Providing young children with the advantage of learning computational thinking skills at the earliest age-appropriate time helps their evolution into the real digital world.
In today’s digital world children are accustomed to alphanumeric devices and technology from the time they’re born. This jumpstart into the world of computers and computational thinking is seen by some as excess, while others view the advantages of early-age comprehension.
Learning the basics of computer science and computational thinking helps preschool and kindergarten students understand the concepts and behaviors used. It helps them form the skills necessary to interact and communicate in the more complex areas of the digital world ahead.
Young children can begin to understand algorithms, sequencing, events, conditionals, and repeat loops through hands-on manipulatives, songs, and games. Engaging in these activities can help develop computational thinking, and without the need for a computer screen.
Learning familiar activities such as feeding a pet, putting on shoes, making a bed, or brushing teeth are concepts learned by instruction, and not unlike a set of instructions used by an algorithm to complete a task.
When children are asked to create picture cards for an activity, they learn that when the sequence or order of that activity is changed, the completion of the activity is changed.
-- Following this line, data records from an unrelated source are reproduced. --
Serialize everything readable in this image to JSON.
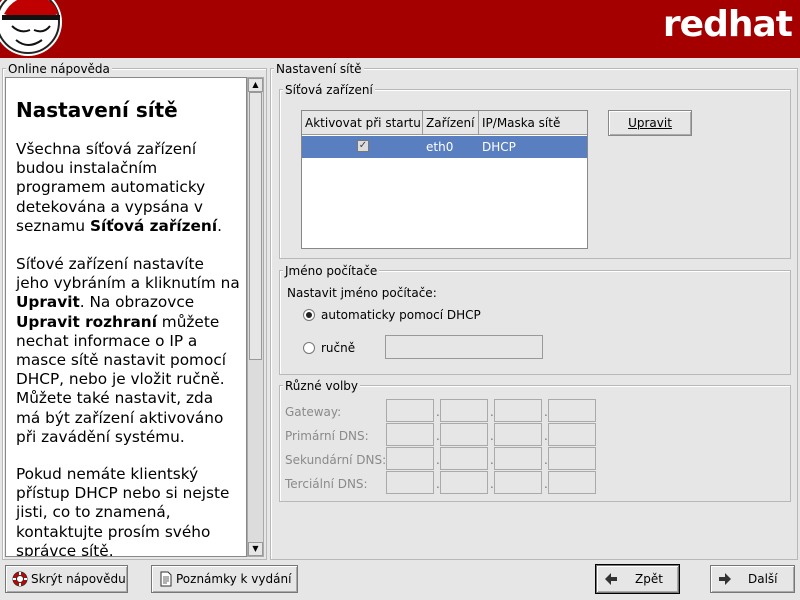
{
  "header": {
    "brand": "redhat"
  },
  "help": {
    "frame_label": "Online nápověda",
    "title": "Nastavení sítě",
    "paragraphs": [
      [
        "Všechna síťová zařízení budou instalačním programem automaticky detekována a vypsána v seznamu ",
        {
          "b": "Síťová zařízení"
        },
        "."
      ],
      [
        "Síťové zařízení nastavíte jeho vybráním a kliknutím na ",
        {
          "b": "Upravit"
        },
        ". Na obrazovce ",
        {
          "b": "Upravit rozhraní"
        },
        " můžete nechat informace o IP a masce sítě nastavit pomocí DHCP, nebo je vložit ručně. Můžete také nastavit, zda má být zařízení aktivováno při zavádění systému."
      ],
      [
        "Pokud nemáte klientský přístup DHCP nebo si nejste jisti, co to znamená, kontaktujte prosím svého správce sítě."
      ]
    ]
  },
  "network": {
    "frame_label": "Nastavení sítě",
    "devices": {
      "frame_label": "Síťová zařízení",
      "columns": [
        "Aktivovat při startu",
        "Zařízení",
        "IP/Maska sítě"
      ],
      "rows": [
        {
          "active": true,
          "device": "eth0",
          "ip": "DHCP"
        }
      ],
      "edit_label": "Upravit"
    },
    "hostname": {
      "frame_label": "Jméno počítače",
      "set_label": "Nastavit jméno počítače:",
      "auto_label": "automaticky pomocí DHCP",
      "manual_label": "ručně",
      "selected": "auto",
      "manual_value": ""
    },
    "misc": {
      "frame_label": "Různé volby",
      "fields": [
        "Gateway:",
        "Primární DNS:",
        "Sekundární DNS:",
        "Terciální DNS:"
      ]
    }
  },
  "footer": {
    "hide_help": "Skrýt nápovědu",
    "release_notes": "Poznámky k vydání",
    "back": "Zpět",
    "next": "Další"
  },
  "colors": {
    "header": "#a40000",
    "selection": "#5a7fc0",
    "background": "#e6e6e6"
  }
}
Learning the sequence or order is like a ‘program’ and when the order is changed it changes the activity or the event. Playing a game such as Simon Says can teach the concept of events while still being fun and playful.
In computer language, repeat loops are simply commands or a sequence of commands that are repeated. For instance, each meal we have is a repeat loop of delivering a bite of food to the mouth, chewing, and swallowing. A child’s daily routines are repeat loops of waking, dressing, eating, going to school, returning home, playing, eating, undressing, bathing, and going to bed.
These routines can be used as “if, then, else” statements:
- “If the plate has food on it, then repeat the eat loop, or else put the fork down.”
- “If it is a summer day, then repeat the vacation loop, or else get up and go to school.”
Songs and dances are also fun ways for young students to learn the concept of repeat loops since song lyrics and dance movements include repetition.
Of course adding computer screen time to the classroom does not need to be avoided altogether, just monitored. The American Association of Pediatrics and Common Sense Media offer screen time guidelines and suggestions for various age groups. While the development of computational thinking is important to children, it is equally important to nurture communication, collaboration, cooperation, and empathy. This is accomplished when children work together with partners or in groups.
Waiting until children are in middle school to begin understanding coding, computers, and computational thinking is an opportunity missed. Starting early makes it easier and much more fun for young minds, not to mention gaining important social and emotional skills, too.
As our world moves forward building and programming machines to do the work of people, having solid skills to help make ethical decisions is important is deciding what machines can do, will do, how they will do it, and who will have access to them.
Yorktown Education is one of the early implementers of student-centered education. Having long been at the forefront of advanced practices and personalizing education for students from ages 5-18, we believe in the development of the whole child, encouraging them toward a path to ‘Do What You Love’.
Instead of traditional grade levels that hold your child back, Yorktown Education helps them develop personal relationships, academic, social, and physical skills that are nurtured with the focus on their individual ability to learn.